Last week in these pages, we noted the significance of the upcoming World Zionist Congress elections. As we said, the Congress determines the policies and budgetary allocations of the Jewish Agency in Israel which is the central agency administering the distribution of the bulk of the hundreds of millions of dollars raised by the UJA-Federation system worldwide. However, the erosion of Orthodox representation in the Congress over the years has resulted in a substantial diminution of support for Orthodox institutions and a definite non-Orthodox tilt in positions on issues that are fundamental to the character of the Jewish people.
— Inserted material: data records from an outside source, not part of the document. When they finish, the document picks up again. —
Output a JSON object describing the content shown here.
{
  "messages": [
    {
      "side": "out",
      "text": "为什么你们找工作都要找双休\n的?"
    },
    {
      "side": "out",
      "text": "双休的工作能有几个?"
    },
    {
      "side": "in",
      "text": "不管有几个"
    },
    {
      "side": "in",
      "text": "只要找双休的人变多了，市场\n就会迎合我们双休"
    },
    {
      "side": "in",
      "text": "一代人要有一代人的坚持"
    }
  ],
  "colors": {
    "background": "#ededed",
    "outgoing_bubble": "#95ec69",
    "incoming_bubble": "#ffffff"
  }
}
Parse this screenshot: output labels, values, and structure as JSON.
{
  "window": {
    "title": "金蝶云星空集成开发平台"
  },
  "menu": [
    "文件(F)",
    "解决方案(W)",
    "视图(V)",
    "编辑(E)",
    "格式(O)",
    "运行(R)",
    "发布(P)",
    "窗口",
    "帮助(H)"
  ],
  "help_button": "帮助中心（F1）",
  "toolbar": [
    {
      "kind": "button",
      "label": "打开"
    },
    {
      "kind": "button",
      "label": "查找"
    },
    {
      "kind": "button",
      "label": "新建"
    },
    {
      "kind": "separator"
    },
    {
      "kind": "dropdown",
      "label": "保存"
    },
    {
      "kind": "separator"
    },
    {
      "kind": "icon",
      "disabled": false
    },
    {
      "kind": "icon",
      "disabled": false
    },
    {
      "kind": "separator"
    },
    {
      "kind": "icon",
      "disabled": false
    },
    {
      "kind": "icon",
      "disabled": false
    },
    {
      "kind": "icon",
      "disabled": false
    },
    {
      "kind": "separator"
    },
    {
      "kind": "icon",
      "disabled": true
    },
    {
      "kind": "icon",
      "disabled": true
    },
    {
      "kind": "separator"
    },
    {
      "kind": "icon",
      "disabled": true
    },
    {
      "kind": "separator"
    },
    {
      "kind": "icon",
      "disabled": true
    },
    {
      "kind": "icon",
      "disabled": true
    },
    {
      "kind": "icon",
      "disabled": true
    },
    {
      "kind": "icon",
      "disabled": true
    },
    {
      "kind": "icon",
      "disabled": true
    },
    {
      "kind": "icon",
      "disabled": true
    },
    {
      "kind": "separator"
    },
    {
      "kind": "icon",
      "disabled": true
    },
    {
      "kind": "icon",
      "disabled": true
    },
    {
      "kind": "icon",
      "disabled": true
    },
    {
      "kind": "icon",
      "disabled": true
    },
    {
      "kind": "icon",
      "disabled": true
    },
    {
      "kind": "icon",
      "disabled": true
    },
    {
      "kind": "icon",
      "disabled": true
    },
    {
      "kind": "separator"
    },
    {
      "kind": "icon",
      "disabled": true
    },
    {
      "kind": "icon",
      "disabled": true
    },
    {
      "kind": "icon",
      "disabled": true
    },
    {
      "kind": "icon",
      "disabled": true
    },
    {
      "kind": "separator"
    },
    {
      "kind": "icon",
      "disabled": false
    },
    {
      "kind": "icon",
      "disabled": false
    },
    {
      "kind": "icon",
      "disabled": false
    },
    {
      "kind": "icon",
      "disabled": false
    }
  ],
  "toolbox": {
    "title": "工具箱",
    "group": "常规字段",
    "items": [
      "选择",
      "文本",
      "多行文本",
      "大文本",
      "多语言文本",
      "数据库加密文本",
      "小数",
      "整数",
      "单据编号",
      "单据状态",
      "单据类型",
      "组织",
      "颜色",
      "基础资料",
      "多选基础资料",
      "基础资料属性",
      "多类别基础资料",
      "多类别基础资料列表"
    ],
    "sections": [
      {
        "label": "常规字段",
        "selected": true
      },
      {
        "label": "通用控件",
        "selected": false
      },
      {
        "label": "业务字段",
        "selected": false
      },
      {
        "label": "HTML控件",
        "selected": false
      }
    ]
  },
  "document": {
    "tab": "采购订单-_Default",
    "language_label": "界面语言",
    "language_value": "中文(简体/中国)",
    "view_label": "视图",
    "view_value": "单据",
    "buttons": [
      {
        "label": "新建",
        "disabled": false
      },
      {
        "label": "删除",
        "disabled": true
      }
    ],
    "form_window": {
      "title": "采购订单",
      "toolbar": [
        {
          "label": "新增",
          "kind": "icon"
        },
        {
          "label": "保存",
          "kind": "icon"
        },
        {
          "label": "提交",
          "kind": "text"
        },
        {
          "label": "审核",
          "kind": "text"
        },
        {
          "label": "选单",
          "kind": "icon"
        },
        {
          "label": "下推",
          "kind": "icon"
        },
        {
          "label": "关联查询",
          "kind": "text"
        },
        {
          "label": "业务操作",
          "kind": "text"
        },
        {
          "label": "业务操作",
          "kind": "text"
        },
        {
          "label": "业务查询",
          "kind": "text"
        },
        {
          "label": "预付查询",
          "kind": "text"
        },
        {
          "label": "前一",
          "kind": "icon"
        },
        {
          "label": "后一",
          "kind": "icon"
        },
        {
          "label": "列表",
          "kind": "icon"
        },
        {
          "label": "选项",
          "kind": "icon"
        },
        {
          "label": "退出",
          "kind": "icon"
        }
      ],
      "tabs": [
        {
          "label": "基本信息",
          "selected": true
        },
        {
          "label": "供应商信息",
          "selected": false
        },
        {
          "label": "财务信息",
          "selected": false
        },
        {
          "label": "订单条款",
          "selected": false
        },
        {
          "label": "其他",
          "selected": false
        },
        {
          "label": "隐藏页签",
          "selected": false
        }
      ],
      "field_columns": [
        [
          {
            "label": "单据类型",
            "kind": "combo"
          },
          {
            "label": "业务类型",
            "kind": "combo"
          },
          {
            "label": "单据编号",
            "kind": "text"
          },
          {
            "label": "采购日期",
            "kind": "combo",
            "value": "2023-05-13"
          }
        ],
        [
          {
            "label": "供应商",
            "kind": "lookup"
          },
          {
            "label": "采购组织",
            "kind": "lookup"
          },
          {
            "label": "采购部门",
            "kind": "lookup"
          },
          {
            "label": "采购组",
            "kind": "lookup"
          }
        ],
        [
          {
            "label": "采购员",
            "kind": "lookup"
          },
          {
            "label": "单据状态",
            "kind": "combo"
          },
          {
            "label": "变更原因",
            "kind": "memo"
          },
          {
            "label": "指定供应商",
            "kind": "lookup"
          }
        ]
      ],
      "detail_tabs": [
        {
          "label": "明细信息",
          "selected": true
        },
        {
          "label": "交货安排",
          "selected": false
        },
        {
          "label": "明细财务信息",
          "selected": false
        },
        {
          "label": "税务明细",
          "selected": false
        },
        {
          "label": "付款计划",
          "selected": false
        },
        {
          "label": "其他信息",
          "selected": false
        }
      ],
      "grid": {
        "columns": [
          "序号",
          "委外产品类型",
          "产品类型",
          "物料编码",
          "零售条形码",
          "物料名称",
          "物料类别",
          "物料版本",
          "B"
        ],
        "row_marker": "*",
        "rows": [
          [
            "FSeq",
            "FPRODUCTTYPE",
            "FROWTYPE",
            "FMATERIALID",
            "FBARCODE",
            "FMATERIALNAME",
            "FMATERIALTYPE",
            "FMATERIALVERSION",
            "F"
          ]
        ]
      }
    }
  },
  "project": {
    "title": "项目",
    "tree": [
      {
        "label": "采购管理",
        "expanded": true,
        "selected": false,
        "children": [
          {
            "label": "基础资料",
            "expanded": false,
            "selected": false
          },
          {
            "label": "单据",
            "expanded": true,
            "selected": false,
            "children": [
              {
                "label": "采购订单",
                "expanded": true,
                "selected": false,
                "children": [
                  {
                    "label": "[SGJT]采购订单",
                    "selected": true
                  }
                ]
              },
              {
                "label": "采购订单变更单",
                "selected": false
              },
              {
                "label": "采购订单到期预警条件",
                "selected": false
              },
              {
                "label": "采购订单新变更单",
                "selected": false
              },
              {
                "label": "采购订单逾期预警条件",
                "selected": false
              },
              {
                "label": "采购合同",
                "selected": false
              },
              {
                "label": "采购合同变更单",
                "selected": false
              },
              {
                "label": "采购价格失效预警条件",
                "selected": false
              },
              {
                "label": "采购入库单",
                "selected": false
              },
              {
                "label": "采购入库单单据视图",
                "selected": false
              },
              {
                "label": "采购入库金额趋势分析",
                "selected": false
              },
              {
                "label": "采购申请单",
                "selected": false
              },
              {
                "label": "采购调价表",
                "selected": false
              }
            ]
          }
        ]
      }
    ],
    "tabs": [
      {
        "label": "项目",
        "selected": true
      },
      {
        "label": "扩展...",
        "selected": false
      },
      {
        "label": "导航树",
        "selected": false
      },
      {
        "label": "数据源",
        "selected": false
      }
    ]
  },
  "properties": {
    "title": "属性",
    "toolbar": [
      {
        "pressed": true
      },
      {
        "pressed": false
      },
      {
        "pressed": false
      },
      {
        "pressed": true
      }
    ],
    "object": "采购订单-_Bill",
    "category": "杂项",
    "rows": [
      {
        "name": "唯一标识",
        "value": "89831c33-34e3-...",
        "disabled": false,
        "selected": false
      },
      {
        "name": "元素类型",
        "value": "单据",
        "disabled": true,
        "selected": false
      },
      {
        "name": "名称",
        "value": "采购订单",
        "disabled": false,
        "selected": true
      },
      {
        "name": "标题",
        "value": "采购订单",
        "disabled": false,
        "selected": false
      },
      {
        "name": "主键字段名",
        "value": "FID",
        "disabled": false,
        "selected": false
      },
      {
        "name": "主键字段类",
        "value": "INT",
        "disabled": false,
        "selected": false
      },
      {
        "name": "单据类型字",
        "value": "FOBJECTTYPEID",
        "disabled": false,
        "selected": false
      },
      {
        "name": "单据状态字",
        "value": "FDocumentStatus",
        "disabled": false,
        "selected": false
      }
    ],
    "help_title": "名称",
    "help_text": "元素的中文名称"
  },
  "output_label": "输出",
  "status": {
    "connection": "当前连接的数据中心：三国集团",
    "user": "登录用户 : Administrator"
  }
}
It came to our attention that the World Zionist Congress placed election-related advertisements in several Anglo-Jewish newspapers, none with anywhere as large an Orthodox readership as The Jewish Press. When we inquired as to why the Orthodox were not deemed a suitable target community, we were told that, although The Jewish Press was not included in the initial ad run, an ad would, indeed, subsequently be placed in The Jewish Press. However, we were then told that the advertising program was over and that an ad would not be commissioned. We were told that if The Jewish Press felt so strongly about Orthodox participation in the election, it should run an ad at its own expense, a remark attributed to Ms. Karen Rubenstein, the Congress' Executive Director.
Startled, we had a member of our editorial staff call Ms. Rubenstein to verify what we were told. Our reporter asked whether she had said that we should run the ad gratis if we felt so strongly about Orthodox participation in the voting. She said, “I wouldn't want to be quoted to that effect.”
But did she make the comment, our reporter asked? It was “taken out of context,” was the reply.
Ms. Rubenstein went on to say that no new ads would be placed because they do not have a budget for more ads. When asked why The Jewish Press wasn't considered in the initial advertising budget, Ms. Rubenstein responded, “I'm not getting into a conversation with you about it. This is not a story and I'm not commenting on it as a story.”
Well, we disagree. It is a story and a very important one. A level playing field for all potential voters is certainly something that should be of prime concern to the folks at the World Zionist Congress.
In any event, as our readers will note, we are including as an insert, at our own expense, an official ballot for the election.
We hope that our readers will be spurred by this sad episode to vote in this all-important election, even if they did not intend to do so before.